A side visit to a “real” Tibetan village was a point so low it was a story of its own. After an eight hour drive to a military garrison town, the trip to a DisneyTibet village, where all the party members were above average, would have been insulting if it weren’t so lame. It is a tourist village that actually charges tourists 10 rmb for entrance fee. Not to be repeated under any circumstances other than a love for absurdity, one correspondent reports.
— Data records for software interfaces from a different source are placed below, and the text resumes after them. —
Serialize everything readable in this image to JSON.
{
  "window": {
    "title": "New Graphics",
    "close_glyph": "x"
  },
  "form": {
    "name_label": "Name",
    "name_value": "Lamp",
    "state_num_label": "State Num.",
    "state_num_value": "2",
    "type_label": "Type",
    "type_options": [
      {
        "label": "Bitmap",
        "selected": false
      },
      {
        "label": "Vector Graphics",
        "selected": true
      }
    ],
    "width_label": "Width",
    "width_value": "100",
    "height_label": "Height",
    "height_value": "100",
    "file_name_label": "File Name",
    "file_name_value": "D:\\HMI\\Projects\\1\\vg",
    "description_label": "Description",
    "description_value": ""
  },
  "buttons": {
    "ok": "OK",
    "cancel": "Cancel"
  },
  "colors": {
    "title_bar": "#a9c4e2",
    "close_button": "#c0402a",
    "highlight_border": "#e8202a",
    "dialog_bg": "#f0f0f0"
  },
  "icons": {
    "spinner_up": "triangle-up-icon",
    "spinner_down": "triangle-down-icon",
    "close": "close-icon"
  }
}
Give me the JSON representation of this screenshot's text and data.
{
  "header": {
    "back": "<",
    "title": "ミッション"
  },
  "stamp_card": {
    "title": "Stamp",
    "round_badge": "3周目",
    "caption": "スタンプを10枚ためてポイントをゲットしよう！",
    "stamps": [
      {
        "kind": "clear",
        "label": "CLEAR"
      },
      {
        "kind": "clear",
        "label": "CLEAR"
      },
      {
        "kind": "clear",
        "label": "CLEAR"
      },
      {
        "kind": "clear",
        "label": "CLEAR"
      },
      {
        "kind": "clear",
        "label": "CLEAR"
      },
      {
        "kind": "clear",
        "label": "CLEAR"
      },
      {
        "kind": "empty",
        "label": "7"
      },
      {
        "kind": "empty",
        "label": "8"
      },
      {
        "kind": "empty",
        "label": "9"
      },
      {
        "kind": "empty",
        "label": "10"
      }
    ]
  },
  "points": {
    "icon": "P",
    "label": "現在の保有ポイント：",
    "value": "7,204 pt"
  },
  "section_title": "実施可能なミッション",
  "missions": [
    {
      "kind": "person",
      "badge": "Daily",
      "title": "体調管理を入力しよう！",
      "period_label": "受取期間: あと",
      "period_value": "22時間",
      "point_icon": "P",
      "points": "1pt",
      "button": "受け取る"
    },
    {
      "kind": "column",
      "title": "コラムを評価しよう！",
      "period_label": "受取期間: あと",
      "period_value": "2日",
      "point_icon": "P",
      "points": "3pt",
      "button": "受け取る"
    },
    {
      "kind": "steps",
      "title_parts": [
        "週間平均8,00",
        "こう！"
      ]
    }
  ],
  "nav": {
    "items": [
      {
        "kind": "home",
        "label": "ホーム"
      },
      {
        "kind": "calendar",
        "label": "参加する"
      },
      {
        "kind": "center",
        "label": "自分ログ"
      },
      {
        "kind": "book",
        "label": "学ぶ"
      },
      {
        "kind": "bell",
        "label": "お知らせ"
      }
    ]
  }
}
On the logistics side, IPC aides were reported to be friendly and helpful, but the one Chinese translator, though excellent, was over-extended and didn’t speak Tibetan, similar to the problem reporters had on the IPC trip to Xinjiang last year. The pre-trip briefing was not announced until 48-56 hours ahead of time and was held less than three days before the start of the trip, leaving inadequate time to request and coordinate changes in the itinerary. The USD 1,300 price tag (excluding filming fees) was OK but was undercut by a user-unfriendly hotel with no easy Internet access and no elevator and rooms with no air circulation. As for the food, “let’s not talk about it,” one journo said. “After six nights and seven days we NEVER had an authentic Tibetan meal; rather it was dreary Chinese buffet where the local waiban pigged out happily.”